By Lars Vestergaard, CCO, LMS365
Leaders understand that learning is important, yet corporate learning initiatives too often get set aside in favor of other priorities deemed “more critical”. And when it comes to learning for leaders, it’s even more common – continuous learning and training at the executive level is often overlooked, ignored, or just not taken seriously. Whether it’s simply forgotten or assumed that an executive doesn’t need continued training and development, it’s holding organizations back from greater success.
It’s time to embrace the fact that learning and development are just as important for business leaders and executives as they are for other employees. What’s more, committing to continuous learning at all levels can help organizations gain—and often keep—a competitive advantage.
Today’s business environment has made learning and development even more necessary.
With the rapid shift to remote work on a widespread scale, employees at all levels have had to quickly adjust to new technologies and methods. Working remotely also requires different ways of communicating, putting a spotlight on what are often considered “soft skills” – things like interpersonal skills and conflict resolution.
As the analysts at Deloitte Insights have noted, the challenge for learning and development teams now is to prepare for what’s referred to as a “super learning future.” Deloitte defines this as one that’s centered on skills and capabilities at the individual, team and organization levels.

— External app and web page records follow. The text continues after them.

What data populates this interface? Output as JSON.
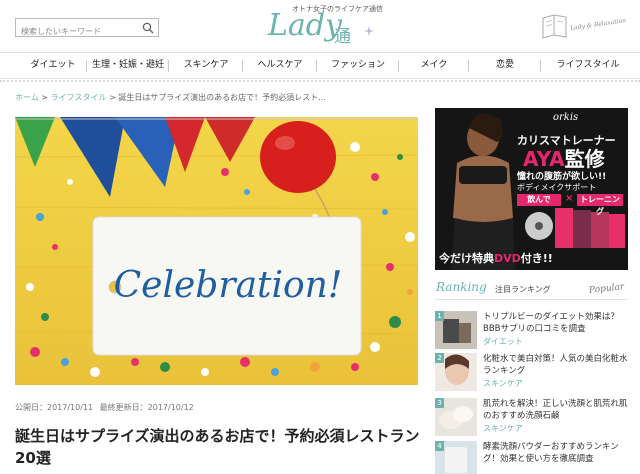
{
  "header": {
    "search_placeholder": "検索したいキーワード",
    "logo_tagline": "オトナ女子のライフケア通信",
    "logo_word": "Lady",
    "logo_kanji": "通",
    "notebook_text": "Lady & Relaxation"
  },
  "nav": {
    "items": [
      {
        "label": "ダイエット"
      },
      {
        "label": "生理・妊娠・避妊"
      },
      {
        "label": "スキンケア"
      },
      {
        "label": "ヘルスケア"
      },
      {
        "label": "ファッション"
      },
      {
        "label": "メイク"
      },
      {
        "label": "恋愛"
      },
      {
        "label": "ライフスタイル"
      }
    ]
  },
  "breadcrumb": {
    "home": "ホーム",
    "sep1": " > ",
    "category": "ライフスタイル",
    "sep2": " > ",
    "current": "誕生日はサプライズ演出のあるお店で！予約必須レスト..."
  },
  "hero": {
    "card_text": "Celebration!"
  },
  "article": {
    "published_label": "公開日：",
    "published": "2017/10/11",
    "updated_label": "最終更新日：",
    "updated": "2017/10/12",
    "title": "誕生日はサプライズ演出のあるお店で！予約必須レストラン20選"
  },
  "ad": {
    "brand": "orkis",
    "line1": "カリスマトレーナー",
    "line2_name": "AYA",
    "line2_rest": "監修",
    "line3": "憧れの腹筋が欲しい!!",
    "line4": "ボディメイクサポート",
    "pill1": "飲んで",
    "times": "×",
    "pill2": "トレーニング",
    "bottom_pre": "今だけ特典",
    "bottom_dvd": "DVD",
    "bottom_post": "付き!!"
  },
  "ranking": {
    "title_en": "Ranking",
    "title_ja": "注目ランキング",
    "popular": "Popular",
    "items": [
      {
        "num": "1",
        "title": "トリプルビーのダイエット効果は？BBBサプリの口コミを調査",
        "category": "ダイエット"
      },
      {
        "num": "2",
        "title": "化粧水で美白対策！人気の美白化粧水ランキング",
        "category": "スキンケア"
      },
      {
        "num": "3",
        "title": "肌荒れを解決！正しい洗顔と肌荒れ肌のおすすめ洗顔石鹸",
        "category": "スキンケア"
      },
      {
        "num": "4",
        "title": "酵素洗顔パウダーおすすめランキング！効果と使い方を徹底調査",
        "category": ""
      }
    ]
  },
  "colors": {
    "accent": "#6cb3ae",
    "pink": "#e5286e"
  }
}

This will require a new approach, and it requires executive participation. LinkedIn’s 2020 Workplace Learning Report found that while 83% of learning and development pros said executive buy-in wasn’t a challenge, only 27% of CEOs were active champions of learning. Managers and leaders need to model learning from the top down.
Learning and development initiatives shouldn’t stop before the top; executives also need to be continuously learning and gaining new training. It can be way too easy to rest on one’s laurels, so to speak, once you’ve reached the executive level. For those who reach the top echelons of their organization, there’s a temptation to think there’s nothing left to learn.
This can be a dangerous mindset. Think about the most talented professional athletes – just because they’ve reached the top doesn’t mean they stop training. They know there is always room for growth, for practicing the things you’re learning, for trying new methods and approaches. For senior executives looking to move further up the corporate ladder, gaining new skills and leadership training can be a major part of their own career development as well.
Another benefit of having executives engaged in this kind of continuous learning is the impact it can have on the rest of the organization. For example, when executives get involved in creating and curating content, it can help drive employee engagement, too. It’s the “practicing what you preach” phenomenon that demonstrates authentic leadership and makes others want to follow your example.
For executives, soft skills carry huge weight; these are a major part of being a good leader. And as mentioned above, this is key for executives’ own career development paths as well as key for their current roles. Having a plan and a competency framework in place helps ensure executive learning happens regularly in alignment with corporate goals and initiatives.
These competency frameworks are associated with different levels within an organization. A good framework clearly lays out career steps for leaders at each level and the competencies required at each step. Many organizations do not have this clear training path in place, but it’s the foundation of a strong learning and development program.
This sets the absolute requirements of what kind of training you need, but that’s not enough. You also need to allocate the budgets for training in your organization, but that’s still not enough. You need to take it a level further. You need to actually build it into your organization’s compensation plans.
Many of today’s incentive models are looking back in time at an employee’s achievements and deciding to reward them for that. It’s not wrong to do this; it’s just not a future-focused model. With respect to training and continuous learning, you need to look forward. You need to prepare people for what’s coming in the next year, and the next year, and the year after that. This model rewards training being completed in anticipation of what’s to come, instead of back at the past.
A lot of the narrative about learning and development at the moment is framed as a lack of skills and feels targeted to entry and mid-level positions. It’s not that this assessment is incorrect; it’s just not the whole picture. Continuous learning at the executive level is often overlooked or assumed to be unnecessary. After all, if people have made it into the C-suite, don’t they already know all they need to know to be successful?
As many a disgruntled direct report can testify, the answer is a resounding “No.” Remember, most of the time, people leave managers, not companies. If someone makes it to the executive level by force of their subject matter expertise but has not developed their soft skills, that person – and their team – is in for a rough ride.
Organizations must support the success of all employees, and that includes their executives. This includes encouraging – even incentivizing – executives to take part in continuous learning initiatives. Such activity encourages their teams to stay engaged in learning and pays dividends for the business down the road.